Self Indulgent Section
Until I realized it had been over ten years, I hadn't really thought about writing anything retrospective. Actually, the ten year mark passed a few months ago and I didn't even notice. That's not a big surprise though, these past few years I've been too busy to remember a lot of this kind of stuff.
Wow. Ten years. I was twenty-one when I fired this thing up for the first time. That seems like an eternity ago. Since then I got married, my dad died and I quit a secure and stable job to start my own business. For me, it literally seems like an age.
This is a good time for me to thank everyone that's been around for awhile - I know some of you have followed my progress literally for years and for that I'm very appreciative. While the Web site has never risen above 'hobby on steroids' for me in financial terms, it's been incredibly rewarding when it comes to building personal relationships and allowing me to expand into mobile apps like Vegas Mate.
I've also been able to reach a ton of people. I often forget that an average blog post here will reach several thousand, a really popular post will hit tens of thousands and that in aggregate the site is seen by close to a million unique people a year. Those analytics never fail to surprise and amaze me - it's humbling so thank you. We still have a hugely disproportionate level of readers to reviewers. That will always be true but I'd like to see if I can engage a few more of you to share your thoughts with others.
What's coming next? That's the hardest question for me to answer. I have what I think are some killer ideas for new Vegas Mate features, some of which tie directly into stuff on the Web, both here and on other friendly sites.
One thing I can say for sure - the next ten years can't just be about me re-posting stories that are reported in the Sun and RJ. That's just not enough for me for it to feel like I'm making a contribution. I want to add more of my own opinion - be that through the Vegas Gang podcast, via written pieces here and yes, also through new features in the apps. I think there's an opportunity to express an opinion through enabling people to do more with technology.
Ok, my soapbox is wearing out... Moving on.
For those that don't know, I make my living as a software developer - a consultant to businesses that need custom apps built, be they on the Web, or more recently, on the Mac, iPhone and iPad. Given that, I've often used the RateVegas.com site as a place to experiment with new technologies that I'm considering using on customer projects. The site is often my tech guinea-pig.
Over the years the site has migrated from being based on PHP, then on to Apple's WebObjects and then for the last several iterations, Ruby on Rails. This time around, the whole site was rebuilt using Rails 3, the latest and greatest version of the framework that introduces some major changes to the way the object-relational modeling works under the hood. It was a great chance to get my hands dirty with Rails 3 on a real world project.

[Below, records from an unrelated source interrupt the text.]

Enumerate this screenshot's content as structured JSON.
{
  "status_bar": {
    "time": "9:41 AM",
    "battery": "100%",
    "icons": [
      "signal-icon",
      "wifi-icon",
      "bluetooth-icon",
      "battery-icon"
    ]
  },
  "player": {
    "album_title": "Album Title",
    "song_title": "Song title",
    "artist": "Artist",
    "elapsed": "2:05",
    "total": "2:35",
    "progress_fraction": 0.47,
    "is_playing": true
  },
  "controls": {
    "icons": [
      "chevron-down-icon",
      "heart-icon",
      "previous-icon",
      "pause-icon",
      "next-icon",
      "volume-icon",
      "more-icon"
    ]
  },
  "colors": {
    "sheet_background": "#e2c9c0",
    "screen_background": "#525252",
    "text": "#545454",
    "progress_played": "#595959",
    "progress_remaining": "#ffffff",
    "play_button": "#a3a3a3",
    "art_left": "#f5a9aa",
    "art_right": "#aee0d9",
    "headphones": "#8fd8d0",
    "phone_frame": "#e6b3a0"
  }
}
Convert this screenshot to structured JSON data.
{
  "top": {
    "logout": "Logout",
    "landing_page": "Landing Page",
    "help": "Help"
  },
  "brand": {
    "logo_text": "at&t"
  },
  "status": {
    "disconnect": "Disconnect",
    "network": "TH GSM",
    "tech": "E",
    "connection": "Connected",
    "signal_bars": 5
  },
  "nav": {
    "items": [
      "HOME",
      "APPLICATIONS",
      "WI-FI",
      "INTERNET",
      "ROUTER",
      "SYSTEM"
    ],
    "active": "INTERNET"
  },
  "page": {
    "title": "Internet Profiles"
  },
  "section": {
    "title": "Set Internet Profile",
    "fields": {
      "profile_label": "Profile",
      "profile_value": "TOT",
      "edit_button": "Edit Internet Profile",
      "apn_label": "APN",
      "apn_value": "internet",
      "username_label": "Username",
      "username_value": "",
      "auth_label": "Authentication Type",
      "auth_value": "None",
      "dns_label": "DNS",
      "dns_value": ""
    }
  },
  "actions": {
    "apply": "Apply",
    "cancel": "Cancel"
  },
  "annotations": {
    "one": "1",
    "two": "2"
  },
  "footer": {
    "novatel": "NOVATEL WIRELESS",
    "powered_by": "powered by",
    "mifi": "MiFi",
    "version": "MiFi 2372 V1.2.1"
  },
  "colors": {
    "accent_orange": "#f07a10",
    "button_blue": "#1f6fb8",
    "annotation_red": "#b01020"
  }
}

One part of the new infrastructure you won't see is under the hood - all the code that interfaces with folks running Vegas Mate has been heavily re-factored to make things more maintainable and expandable. Until now, there were two separate Web apps serving up Vegas Mate content, a vestige that's now ancient history. That's now changed and everything has been unified under the new RateVegas codebase, both for users of existing versions of Vegas Mate and for the upcoming Vegas Mate 3, something that wouldn't have been possible under the old setup for a myriad of reasons.
I've always preferred PostgreSQL to MySQL and that continues to be true. MySQL's just too flaky, plus the Oracle situation there doesn't really inspire confidence. The site's backend is built on PostgreSQL 9.
The search technology is built on top of Sphinx. I expect to be actively tweaking that for awhile, as I get a better handle on the types of queries that are being done and the quality of results being returned. Sphinx gives me a very powerful set of query metadata that I can assign various weights to. Fiddling with this should be a lot of fun.
Happy to answer any technical questions that anyone might have.